If the baby can cough or make sounds, let him or her cough to try to get the object out. If you are worried about the baby's breathing, call 911.
WARNING: Do not begin the choking rescue procedure unless you are certain that the baby is choking.
If a baby can't breathe, cough, or make sounds, then:
Put the baby face down on your forearm so the baby's head is lower than his or her chest.
Support the baby's head in your palm, against your thigh. Don't cover the baby's mouth or twist his or her neck.
Use the heel of one hand to give up to 5 back slaps between the baby's shoulder blades. See picture A.
If the object does not pop out, support the baby's head and turn him or her face up on your thigh. Keep the baby's head lower than his or her body.
Place 2 or 3 fingers just below the nipple line on the baby's breastbone and give 5 quick chest thrusts (same position as chest compressions in CPR for a baby). See picture B.
Keep giving 5 back slaps and 5 chest thrusts until the object comes out or the baby faints.
If the baby faints, call 911 (if you haven't called already). Then:
Do not do any more back slaps or chest thrusts.
Start CPR. If you do rescue breaths, look for an object in the mouth or throat each time the airway is opened during CPR. If you see the object, take it out. But if you can't see the object, don't stick your finger down the baby's throat to feel for it.
Keep doing CPR until the baby is breathing on his or her own or until help arrives.
Illustration copyright 2002 Nucleus Communications, Inc. All rights reserved. http://www.nucleusinc.com

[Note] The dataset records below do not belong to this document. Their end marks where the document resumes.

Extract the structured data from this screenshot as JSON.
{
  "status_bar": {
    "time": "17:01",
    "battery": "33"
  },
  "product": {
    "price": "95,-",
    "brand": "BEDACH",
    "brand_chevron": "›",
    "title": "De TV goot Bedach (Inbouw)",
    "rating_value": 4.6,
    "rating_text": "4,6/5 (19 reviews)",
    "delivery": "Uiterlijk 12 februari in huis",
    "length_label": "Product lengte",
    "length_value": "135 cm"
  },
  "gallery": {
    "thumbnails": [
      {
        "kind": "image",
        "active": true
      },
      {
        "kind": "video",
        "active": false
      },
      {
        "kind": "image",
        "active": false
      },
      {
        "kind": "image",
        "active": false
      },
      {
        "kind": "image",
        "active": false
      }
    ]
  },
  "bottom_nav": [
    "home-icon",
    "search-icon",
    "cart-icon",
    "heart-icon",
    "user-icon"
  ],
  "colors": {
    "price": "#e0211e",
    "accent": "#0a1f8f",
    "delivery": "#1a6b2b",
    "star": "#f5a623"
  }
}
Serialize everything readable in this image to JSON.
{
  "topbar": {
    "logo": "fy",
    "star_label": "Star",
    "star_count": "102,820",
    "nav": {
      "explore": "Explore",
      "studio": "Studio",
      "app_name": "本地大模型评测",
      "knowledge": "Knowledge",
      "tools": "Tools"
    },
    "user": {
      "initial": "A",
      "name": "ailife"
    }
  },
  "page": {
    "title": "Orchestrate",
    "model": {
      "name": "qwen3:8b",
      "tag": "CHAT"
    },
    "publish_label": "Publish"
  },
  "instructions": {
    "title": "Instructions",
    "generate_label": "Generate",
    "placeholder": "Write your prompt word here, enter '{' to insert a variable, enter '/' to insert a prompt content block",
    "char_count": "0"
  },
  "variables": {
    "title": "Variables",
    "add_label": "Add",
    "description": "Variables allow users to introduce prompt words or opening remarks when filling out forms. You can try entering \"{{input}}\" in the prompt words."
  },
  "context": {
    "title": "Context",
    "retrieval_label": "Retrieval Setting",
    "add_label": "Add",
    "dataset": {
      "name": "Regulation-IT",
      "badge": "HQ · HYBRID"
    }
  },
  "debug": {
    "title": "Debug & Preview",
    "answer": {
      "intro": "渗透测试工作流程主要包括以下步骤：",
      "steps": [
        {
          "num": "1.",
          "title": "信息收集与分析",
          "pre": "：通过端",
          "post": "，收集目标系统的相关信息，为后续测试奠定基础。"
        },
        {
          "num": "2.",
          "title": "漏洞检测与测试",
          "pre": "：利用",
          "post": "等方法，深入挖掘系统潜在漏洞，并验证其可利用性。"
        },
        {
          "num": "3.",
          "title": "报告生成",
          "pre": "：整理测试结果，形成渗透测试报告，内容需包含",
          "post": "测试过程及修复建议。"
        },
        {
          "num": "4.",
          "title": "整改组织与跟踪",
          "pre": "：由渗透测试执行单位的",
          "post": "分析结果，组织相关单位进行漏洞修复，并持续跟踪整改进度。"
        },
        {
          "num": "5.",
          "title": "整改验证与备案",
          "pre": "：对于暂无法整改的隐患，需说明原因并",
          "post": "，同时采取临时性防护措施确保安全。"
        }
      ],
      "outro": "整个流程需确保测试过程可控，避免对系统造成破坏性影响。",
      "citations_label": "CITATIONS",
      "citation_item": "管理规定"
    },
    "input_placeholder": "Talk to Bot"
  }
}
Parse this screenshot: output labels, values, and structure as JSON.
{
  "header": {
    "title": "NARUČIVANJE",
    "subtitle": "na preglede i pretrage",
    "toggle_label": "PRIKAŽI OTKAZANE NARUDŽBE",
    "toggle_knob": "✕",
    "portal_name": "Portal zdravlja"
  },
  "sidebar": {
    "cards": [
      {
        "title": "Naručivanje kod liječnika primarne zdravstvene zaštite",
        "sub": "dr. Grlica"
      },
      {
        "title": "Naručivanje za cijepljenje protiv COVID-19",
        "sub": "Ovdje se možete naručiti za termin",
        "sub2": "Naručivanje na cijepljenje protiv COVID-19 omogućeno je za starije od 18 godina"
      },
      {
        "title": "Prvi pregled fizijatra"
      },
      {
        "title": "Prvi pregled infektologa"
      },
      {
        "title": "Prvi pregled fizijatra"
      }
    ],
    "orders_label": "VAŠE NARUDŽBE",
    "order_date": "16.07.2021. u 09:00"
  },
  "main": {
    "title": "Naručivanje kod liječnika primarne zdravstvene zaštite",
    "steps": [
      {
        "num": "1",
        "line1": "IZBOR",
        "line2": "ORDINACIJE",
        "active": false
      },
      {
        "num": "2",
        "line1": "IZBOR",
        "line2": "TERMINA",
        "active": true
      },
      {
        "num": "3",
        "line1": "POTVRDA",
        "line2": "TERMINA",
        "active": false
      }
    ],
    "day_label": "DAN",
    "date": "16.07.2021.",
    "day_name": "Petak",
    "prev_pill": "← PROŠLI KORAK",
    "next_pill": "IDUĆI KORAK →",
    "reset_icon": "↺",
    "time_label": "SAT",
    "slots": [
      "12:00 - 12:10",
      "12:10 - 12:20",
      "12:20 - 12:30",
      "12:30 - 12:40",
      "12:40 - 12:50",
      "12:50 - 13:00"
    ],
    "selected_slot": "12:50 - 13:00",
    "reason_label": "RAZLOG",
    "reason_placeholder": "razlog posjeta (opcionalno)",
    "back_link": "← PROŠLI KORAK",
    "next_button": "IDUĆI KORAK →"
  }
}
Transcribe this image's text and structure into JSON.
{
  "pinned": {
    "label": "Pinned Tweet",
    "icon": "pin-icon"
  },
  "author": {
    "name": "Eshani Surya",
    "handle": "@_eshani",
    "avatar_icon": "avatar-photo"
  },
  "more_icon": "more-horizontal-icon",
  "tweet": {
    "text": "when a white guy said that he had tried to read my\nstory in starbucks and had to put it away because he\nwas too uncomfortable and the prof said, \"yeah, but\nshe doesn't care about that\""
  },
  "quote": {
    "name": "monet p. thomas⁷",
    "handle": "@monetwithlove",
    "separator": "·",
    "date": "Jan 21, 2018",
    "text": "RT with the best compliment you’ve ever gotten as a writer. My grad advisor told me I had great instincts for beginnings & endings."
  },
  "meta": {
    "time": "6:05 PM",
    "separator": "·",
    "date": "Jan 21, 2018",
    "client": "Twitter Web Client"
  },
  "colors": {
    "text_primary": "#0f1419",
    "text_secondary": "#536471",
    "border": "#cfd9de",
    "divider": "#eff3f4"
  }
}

ByHealthwise Staff Primary Medical ReviewerWilliam H. Blahd, Jr., MD, FACEP - Emergency Medicine Adam Husney, MD - Family Medicine Kathleen Romito, MD - Family Medicine Specialist Medical ReviewerDavid Messenger, BSc, MD, FRCPC, FCCP - Emergency Medicine, Critical Care Medicine